Come to find after viewing the trailer a few more times and reading about the film some that Spike Jonze is directing the movie. I knew I knew that name, but couldn’t remember from where. More clicking; Ah! He directed Adaptation! One of my favorite movies of all time, which (due to its emotional content) got me through a handful of rough points in my life! How weird, that the same guy is back again, messing with my head this time with only a trailer

A Theatrical Poster

A Theatrical Poster

Enough about my baggage though: The Film! It looks awesome. The fantastic people from Jim Henson’s Workshop are doing the suits for the Wild Things, and the faces are done with computers. For one, I’m just plain stoked about this. After the disappointment endured suffering through countless Hollywood films that put all their eggs in the CG basket, I’m really excited that someone’s hybridizing it for the forces of good [I always bitch that the new Star Wars films look fake while the old ones look real, mainly because the new ones DO look fake, and the old ones DO look real, on account of the new being mostly CG, and the old all making use of models!]. But the result of using both in this movie looks fantastic.

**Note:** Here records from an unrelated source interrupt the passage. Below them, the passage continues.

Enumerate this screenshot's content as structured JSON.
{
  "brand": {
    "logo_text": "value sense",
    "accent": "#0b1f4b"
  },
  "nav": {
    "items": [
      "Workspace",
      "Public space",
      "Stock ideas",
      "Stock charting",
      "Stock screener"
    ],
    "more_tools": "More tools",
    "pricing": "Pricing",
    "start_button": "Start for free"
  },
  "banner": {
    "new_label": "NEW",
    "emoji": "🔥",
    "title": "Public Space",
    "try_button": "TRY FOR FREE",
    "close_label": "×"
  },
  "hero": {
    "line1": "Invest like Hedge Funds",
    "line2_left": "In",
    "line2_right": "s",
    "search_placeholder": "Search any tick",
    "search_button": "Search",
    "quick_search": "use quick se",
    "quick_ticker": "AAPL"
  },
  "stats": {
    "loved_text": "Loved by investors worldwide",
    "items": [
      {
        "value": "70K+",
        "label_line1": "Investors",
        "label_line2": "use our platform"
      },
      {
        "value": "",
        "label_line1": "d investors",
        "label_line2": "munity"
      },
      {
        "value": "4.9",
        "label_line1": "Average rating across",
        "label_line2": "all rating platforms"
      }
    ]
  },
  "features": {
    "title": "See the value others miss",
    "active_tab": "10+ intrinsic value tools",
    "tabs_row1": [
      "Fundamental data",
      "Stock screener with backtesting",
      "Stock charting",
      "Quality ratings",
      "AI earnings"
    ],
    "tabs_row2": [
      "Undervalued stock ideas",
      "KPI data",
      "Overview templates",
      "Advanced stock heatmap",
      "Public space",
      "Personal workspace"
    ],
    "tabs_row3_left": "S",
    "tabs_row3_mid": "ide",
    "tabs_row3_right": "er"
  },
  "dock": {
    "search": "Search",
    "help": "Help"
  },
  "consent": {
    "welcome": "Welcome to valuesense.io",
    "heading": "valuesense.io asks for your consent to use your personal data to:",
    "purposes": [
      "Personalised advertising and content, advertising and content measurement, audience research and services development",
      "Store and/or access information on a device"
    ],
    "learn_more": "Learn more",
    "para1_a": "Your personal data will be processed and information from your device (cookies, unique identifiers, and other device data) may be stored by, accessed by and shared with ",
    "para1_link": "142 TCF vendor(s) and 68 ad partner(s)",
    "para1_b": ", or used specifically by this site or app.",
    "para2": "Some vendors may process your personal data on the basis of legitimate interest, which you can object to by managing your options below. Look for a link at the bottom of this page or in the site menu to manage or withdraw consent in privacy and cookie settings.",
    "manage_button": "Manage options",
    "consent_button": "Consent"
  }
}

Past that, the music will also be a hybridized effort between Karen O of the Yeah Yeah Yeahs, and the Arcade Fire! Ahhh. Excitement abounds; I might even pay for the soundtrack if it’s good. I read somewhere that the camera work was done by hand, for the majority of the scenes involving the Wild Things, to give it an other-worldly sense, which seems to work well for such a film.

What I’m most excited about is to see how they fill this. In the trailer, I see shit blowing up everywhere Where the Wild Things live, and none of that is in the book. I actually found the book sitting out at a store I was at down in Harvard Square, and I paged through it real quick. Most of it is actually about Max being a punk, and getting sent to his room without dinner for being a pain to his mom. Then he dreams/imagines a world where crazy Wild Things live. They make him king, because Max seems wilder than they do!

Then proceeds about 6-7 text-less pages of them just like, parading around Wild Thing-land. Then Max gets lonely for his mom, and goes home. Nothing explodes in the book. What gives, Spike Jonze? I don’t mean to be like “you changed it! boo!” at all. I understand that adapting a pretty-short-mostly-illustration-children’s-book into a 2 hour film isn’t easy. You gotta add stuff, in this case: conflict? I feel like the parts of the book with words comprise maybe… 40 minutes of film, if you stretch it, embellish it a little. That comes up at least an hour short, meaning that a lot of stuff, the body of the work, I’d expect, must happen Where the Wild Things Are. I’m pretty geared up to see how that pans out. The explosions, the maritime scenes, and the varying landscapes all look really interesting EXCITING, and I’ve got a good feeling that they’ll stay true to the original message and tone of the work.

Let’s just say I’m going to be seeing this the first day it’s out.
I just hope I’m not the only person older than 12 that came not on account of a child.
After all…

There’s one in all us.